Incidentally, I have always felt the sound quality was better with headphones and I presumed this was because they didn't need to move much air so they could do it properly. Was I on the right track?
You get what you pay for, but I would expect a £20 amplifier with £200 speakers to sound a lot better than a £200 amp driving £20 speakers.
Also, loudspeakers have moving parts and they wear out in a way that solid state electronics can't.
I think you need to have very rigid diaphragms on the speakers and employ an optical feedback control system. Then, with a fast DSP it should be possible to accurately compensate for the Doppler generated IM distortion. Whether this degree of fidelity matters is another matter but I reckon it would sell for a lot of dosh to audiophiles. I will look out for the Geezer name in the HiFi world.
The distortion depends on the velocity of the speaker cone so preprocessing could only be done if the speaker design was precisely specified and consistent - not varying much over manufacturing tolerances.
As a matter of interest, as I've got older I find loud music makes my ears distort the sound. I was at London South Bank yesterday listening to various choral groups. I reckon most sound engineers have damaged their hearing and are deaf.
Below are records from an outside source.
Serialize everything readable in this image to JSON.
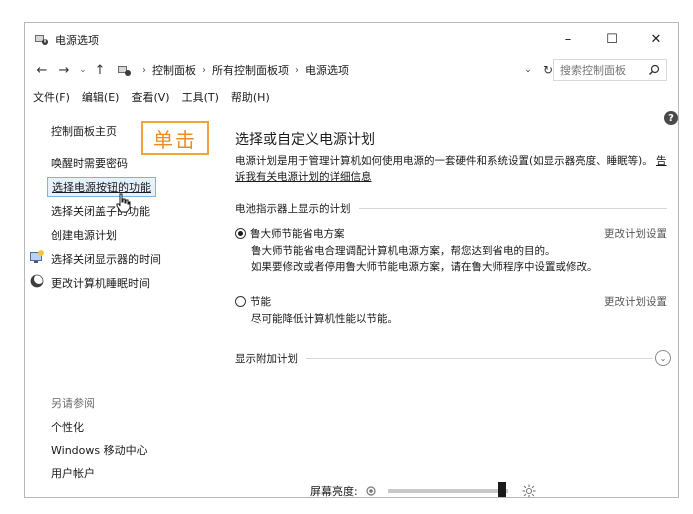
{
  "window": {
    "title": "电源选项",
    "controls": {
      "minimize": "–",
      "maximize": "☐",
      "close": "✕"
    }
  },
  "address": {
    "breadcrumbs": [
      "控制面板",
      "所有控制面板项",
      "电源选项"
    ],
    "search_placeholder": "搜索控制面板"
  },
  "menu": [
    "文件(F)",
    "编辑(E)",
    "查看(V)",
    "工具(T)",
    "帮助(H)"
  ],
  "sidebar": {
    "links": [
      {
        "label": "控制面板主页"
      },
      {
        "label": "唤醒时需要密码"
      },
      {
        "label": "选择电源按钮的功能"
      },
      {
        "label": "选择关闭盖子的功能"
      },
      {
        "label": "创建电源计划"
      },
      {
        "label": "选择关闭显示器的时间"
      },
      {
        "label": "更改计算机睡眠时间"
      }
    ],
    "see_also_heading": "另请参阅",
    "see_also": [
      {
        "label": "个性化"
      },
      {
        "label": "Windows 移动中心"
      },
      {
        "label": "用户帐户"
      }
    ]
  },
  "callout": {
    "label": "单击"
  },
  "main": {
    "title": "选择或自定义电源计划",
    "description": "电源计划是用于管理计算机如何使用电源的一套硬件和系统设置(如显示器亮度、睡眠等)。",
    "description_link": "告诉我有关电源计划的详细信息",
    "battery_section": "电池指示器上显示的计划",
    "plans": [
      {
        "name": "鲁大师节能省电方案",
        "selected": true,
        "change_link": "更改计划设置",
        "desc_lines": [
          "鲁大师节能省电合理调配计算机电源方案，帮您达到省电的目的。",
          "如果要修改或者停用鲁大师节能电源方案，请在鲁大师程序中设置或修改。"
        ]
      },
      {
        "name": "节能",
        "selected": false,
        "change_link": "更改计划设置",
        "desc_lines": [
          "尽可能降低计算机性能以节能。"
        ]
      }
    ],
    "additional_section": "显示附加计划",
    "brightness_label": "屏幕亮度:",
    "brightness_level": 0.95
  },
  "colors": {
    "callout_orange": "#ef8b1e",
    "selection_border": "#7fb2e5",
    "selection_bg": "#e8f1fb"
  }
}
The sound was amplified ridiculously loudly in some cases, to the extent I had to move away from the huge, and unnecessary, speakers.